Cars no longer coveted by young

New generation of consumers views autos as exhorbitant waste, not status symbol

by Yuri Kageyama

The Associated Press

To get around the city, Yutaka Makino hops on his skateboard or takes the trains. Does he dream of the day when he owns his own car? Not a chance.

Like many Japanese of his generation, the 28-year-old musician and part-time maintenance worker says owning a car is more trouble than it’s worth, especially in a congested city where monthly parking runs as much as ¥30,000 ($330), and gas costs about ¥100 a liter (about $3.50 a gallon).

That kind of thinking — which has been dubbed by automakers as “kuruma banare,” or “demotorization” — represents a U-turn from the thinking of earlier generations of Japanese who viewed cars as status symbols. The trend is worrying auto executives who fear the nation’s love affair with automobiles is coming to an end.

“Young people’s interest is shifting from cars to communication tools like personal computers, mobile phones and services,” said Yoichiro Ichimaru, who oversees domestic sales at Toyota.

The Japan Automobile Manufacturers Association predicts auto sales in Japan will fall to 4.86 million in 2009 — the first drop below 5 million in more than three decades. Sales for 2008 are expected to reach 5.11 million, the worst since 1980.

Vehicle sales peaked at 7.78 million vehicles in 1990 during the go-go “bubble” economy. After that imploded, however, Japan was mired in a decade-long slowdown that squelched consumer spending and sent car sales downhill. Surging gas prices, which have begun to subside only recently, also eroded sales.

“The changes in individuals’ values on cars came cumulatively over time,” said Nissan Chief Operating Officer Toshiyuki Shiga. “The change in young people’s attitude toward cars didn’t happen overnight. So we have to keep convincing them cars are great.”

To do that, Nissan Motor Co. has stocked dealerships with colorful accessories to appeal to Japanese women’s alleged penchant for “cute” things and signed major league star Ichiro to do splashy TV ads for one of its new models, among other efforts.
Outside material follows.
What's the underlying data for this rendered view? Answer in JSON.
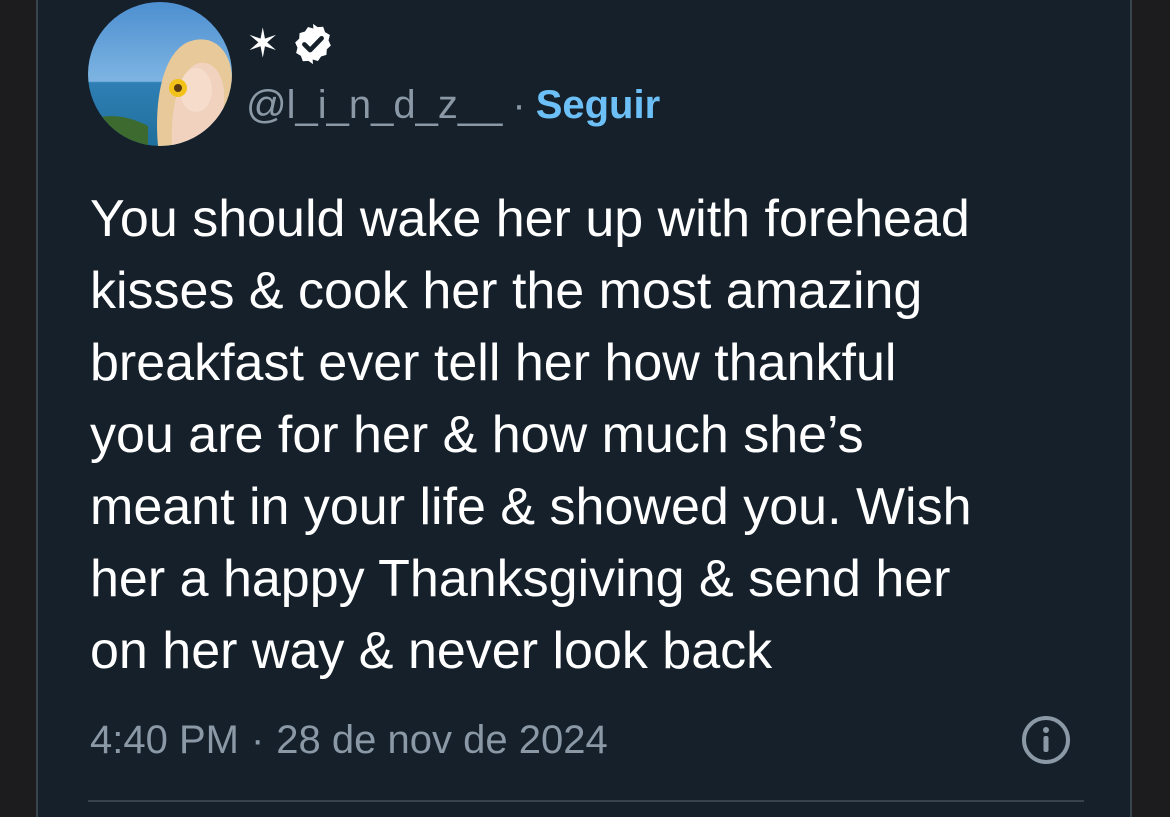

Toyota, the nation’s biggest car maker, has hosted test-drive events, taken part in fashion shows and even developed its own suburban shopping mall with a dealership to reach out to buyers.

About half the autos produced in Japan are sold in Japan, while the other half are exported. But the U.S. market — where more profitable models like light trucks tend to be popular — is more lucrative.

Still, the disenchantment with cars is cause for concern. Americans, after all, are expected to start buying cars again — eventually — partly because of the inadequacy of mass transit there.

It’s a different story in Japanese cities, where streets are clogged but trains are efficient. The domestic market also is shrinking due to a drop in population.

Makino, the young man who plays what he calls “organic folk music,” is typical of the new breed that scoffs at the sportscar-idolizing culture of the older generation.

He and his friends see cars as nothing more than a tool, much like a vacuum cleaner, not a reflection of their identity, tastes or income level. Makino’s father own a car, but he has never owned one. And he doesn’t know a Honda Fit from a Toyota Vitz.

“I don’t believe that having more things enriches you,” Makino said in a recent interview at his apartment, sitting among shelves of wooden crates. “If you stay happy in your soul then you can be happy without money.”

Companies like Toyota and Honda Motor Co., along with electronics giants like Sony Corp. and Panasonic Corp., are the mainstays of the world’s second-largest economy, and a hollowing out of manufacturing would be lethal.

Manufacturing accounts for a fifth of Japan’s gross domestic product but 90 percent of its exports, and any serious faltering in that sector would have ripple effects throughout the country and likely further depress auto sales.

Unlike other industrialized nations, there is a lack of other powerful sectors to drive the economy, such as financials and services. Consumer spending makes up about 60 percent of GDP.

The damage caused by a declining auto industry would be devastating because so many jobs would be affected — not only at plants but as parts makers, distributors and other companies, including those that make electronics, batteries and other products for the industry.

Already, automakers here have shed thousands of jobs at plants that have been producing cars for overseas markets with a bigger thirst for autos. Toyota is projecting its first operating loss in 70 years.

Some dealers are taking extraordinary steps to attract domestic customers.

Motoharu Ishii has turned his Honda dealership into a special shop for dog owners. Bigger dogs can’t travel in Japanese trains, and so pet owners may be among the last holdouts in car ownership.

He helps them fit their vehicles with cages, offers discount coupons at dog runs, and has a fuzzy mat ready for visiting pets — in the same way some dealers prepare play areas for children.

“We want our customers to stay even a bit longer in our showroom,” he said, adding that although sales haven’t shot up he has managed to prevent drastic drops. “The last thing you want is a deserted showroom. If it looks busy, it makes it easier for people to drop by.”